WHAT THE EXERCISE ASKS :: Among the records, which lines include "JSON"? List them.

RECORDS TO USE ::
BEGIN
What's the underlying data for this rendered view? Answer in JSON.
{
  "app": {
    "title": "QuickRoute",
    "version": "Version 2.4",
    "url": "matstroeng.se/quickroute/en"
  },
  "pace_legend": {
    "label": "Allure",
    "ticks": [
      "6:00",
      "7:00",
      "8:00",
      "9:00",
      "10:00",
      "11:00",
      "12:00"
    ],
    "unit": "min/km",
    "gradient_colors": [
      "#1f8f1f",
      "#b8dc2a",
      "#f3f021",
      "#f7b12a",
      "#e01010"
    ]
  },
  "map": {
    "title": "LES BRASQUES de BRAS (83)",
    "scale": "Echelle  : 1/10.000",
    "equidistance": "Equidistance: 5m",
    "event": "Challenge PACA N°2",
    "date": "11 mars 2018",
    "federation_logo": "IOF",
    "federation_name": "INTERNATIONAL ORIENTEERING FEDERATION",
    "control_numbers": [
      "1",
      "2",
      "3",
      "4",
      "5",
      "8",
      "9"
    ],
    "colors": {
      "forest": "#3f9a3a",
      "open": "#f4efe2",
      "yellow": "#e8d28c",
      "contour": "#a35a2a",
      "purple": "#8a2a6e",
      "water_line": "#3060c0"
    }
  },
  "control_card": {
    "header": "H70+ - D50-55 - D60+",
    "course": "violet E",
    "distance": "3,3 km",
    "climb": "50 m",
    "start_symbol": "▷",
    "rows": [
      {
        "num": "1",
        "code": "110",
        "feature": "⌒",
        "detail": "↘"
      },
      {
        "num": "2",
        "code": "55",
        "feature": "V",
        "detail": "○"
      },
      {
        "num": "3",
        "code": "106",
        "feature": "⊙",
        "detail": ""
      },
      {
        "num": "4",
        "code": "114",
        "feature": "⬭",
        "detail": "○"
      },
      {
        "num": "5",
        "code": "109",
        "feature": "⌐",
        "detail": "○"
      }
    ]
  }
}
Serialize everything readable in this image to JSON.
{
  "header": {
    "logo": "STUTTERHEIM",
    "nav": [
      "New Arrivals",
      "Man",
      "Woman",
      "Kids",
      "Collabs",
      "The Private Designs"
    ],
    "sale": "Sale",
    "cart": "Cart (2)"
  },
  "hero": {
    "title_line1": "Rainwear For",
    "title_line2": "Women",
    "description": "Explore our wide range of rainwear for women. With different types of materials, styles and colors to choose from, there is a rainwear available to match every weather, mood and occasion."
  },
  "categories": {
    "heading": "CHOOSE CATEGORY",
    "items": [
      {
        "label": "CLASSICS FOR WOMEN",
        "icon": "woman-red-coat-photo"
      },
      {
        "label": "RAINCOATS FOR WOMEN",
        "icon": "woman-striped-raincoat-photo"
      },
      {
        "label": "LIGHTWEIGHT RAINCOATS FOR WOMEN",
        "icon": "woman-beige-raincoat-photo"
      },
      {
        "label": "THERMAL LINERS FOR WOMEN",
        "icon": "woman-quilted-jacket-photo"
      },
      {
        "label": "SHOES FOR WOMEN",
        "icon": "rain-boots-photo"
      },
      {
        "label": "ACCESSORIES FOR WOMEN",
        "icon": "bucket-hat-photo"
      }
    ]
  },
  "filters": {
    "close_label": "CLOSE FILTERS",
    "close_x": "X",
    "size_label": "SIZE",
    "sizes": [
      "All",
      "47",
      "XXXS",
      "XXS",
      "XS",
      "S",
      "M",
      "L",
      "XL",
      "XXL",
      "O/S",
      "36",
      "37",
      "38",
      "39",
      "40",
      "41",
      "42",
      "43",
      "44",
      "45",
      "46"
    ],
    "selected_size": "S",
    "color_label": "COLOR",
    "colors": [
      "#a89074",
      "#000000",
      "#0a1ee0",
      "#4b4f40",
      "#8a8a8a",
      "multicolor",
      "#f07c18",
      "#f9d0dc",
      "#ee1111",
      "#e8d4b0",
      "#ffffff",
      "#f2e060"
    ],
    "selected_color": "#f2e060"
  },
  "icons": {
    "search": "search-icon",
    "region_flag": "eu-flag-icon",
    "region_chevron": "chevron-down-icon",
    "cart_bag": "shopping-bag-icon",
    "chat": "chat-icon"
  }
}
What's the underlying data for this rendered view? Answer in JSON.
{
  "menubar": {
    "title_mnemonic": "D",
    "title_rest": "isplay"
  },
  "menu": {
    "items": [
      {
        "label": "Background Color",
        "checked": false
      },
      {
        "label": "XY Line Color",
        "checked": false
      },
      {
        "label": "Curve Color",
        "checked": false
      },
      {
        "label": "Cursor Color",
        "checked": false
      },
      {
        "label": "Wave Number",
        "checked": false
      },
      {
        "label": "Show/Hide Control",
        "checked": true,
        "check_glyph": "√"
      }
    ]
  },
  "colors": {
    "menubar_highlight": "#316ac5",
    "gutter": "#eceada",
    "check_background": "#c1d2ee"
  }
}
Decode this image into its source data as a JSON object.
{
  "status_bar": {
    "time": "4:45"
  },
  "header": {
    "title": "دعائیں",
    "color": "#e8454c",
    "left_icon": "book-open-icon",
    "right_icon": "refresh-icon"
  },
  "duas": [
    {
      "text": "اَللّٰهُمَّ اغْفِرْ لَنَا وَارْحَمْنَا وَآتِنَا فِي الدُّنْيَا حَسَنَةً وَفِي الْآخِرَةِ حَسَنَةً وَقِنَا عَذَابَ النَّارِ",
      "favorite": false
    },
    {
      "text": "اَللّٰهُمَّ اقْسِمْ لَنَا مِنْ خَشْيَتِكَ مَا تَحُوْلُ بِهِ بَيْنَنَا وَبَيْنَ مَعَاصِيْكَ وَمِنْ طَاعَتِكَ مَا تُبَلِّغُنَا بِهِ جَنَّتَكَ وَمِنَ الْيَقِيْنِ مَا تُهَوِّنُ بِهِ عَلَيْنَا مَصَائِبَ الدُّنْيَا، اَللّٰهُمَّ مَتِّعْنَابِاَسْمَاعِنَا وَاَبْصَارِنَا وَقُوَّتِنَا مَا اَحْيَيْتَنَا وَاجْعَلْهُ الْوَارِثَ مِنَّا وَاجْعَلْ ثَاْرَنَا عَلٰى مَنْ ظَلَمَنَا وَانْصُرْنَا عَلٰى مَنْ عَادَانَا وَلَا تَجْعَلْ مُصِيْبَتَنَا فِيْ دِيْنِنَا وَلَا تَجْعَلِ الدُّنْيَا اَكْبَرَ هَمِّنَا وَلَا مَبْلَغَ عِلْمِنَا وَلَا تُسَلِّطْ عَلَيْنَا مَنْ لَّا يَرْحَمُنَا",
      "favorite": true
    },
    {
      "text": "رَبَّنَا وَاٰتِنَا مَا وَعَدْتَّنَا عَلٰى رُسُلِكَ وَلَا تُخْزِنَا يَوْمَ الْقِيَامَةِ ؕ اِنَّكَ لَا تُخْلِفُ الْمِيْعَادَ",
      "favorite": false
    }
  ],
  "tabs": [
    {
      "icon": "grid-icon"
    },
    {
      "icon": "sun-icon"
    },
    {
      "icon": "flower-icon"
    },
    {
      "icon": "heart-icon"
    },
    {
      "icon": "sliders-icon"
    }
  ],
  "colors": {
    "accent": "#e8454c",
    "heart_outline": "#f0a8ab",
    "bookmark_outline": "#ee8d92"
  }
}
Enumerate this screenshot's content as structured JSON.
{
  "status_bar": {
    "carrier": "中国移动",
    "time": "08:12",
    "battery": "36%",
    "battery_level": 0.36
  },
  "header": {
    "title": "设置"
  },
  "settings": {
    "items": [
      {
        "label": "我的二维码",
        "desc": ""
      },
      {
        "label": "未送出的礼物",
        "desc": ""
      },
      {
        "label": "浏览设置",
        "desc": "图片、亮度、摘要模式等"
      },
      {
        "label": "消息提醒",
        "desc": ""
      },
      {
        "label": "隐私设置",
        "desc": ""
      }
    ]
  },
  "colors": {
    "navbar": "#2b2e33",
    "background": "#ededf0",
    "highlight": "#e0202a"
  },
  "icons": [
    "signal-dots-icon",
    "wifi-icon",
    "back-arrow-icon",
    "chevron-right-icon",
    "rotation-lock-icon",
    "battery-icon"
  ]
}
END
FINISHED TASK ::
What's the underlying data for this rendered view? Answer in JSON.
Serialize everything readable in this image to JSON.
What's the underlying data for this rendered view? Answer in JSON.
Decode this image into its source data as a JSON object.
Enumerate this screenshot's content as structured JSON.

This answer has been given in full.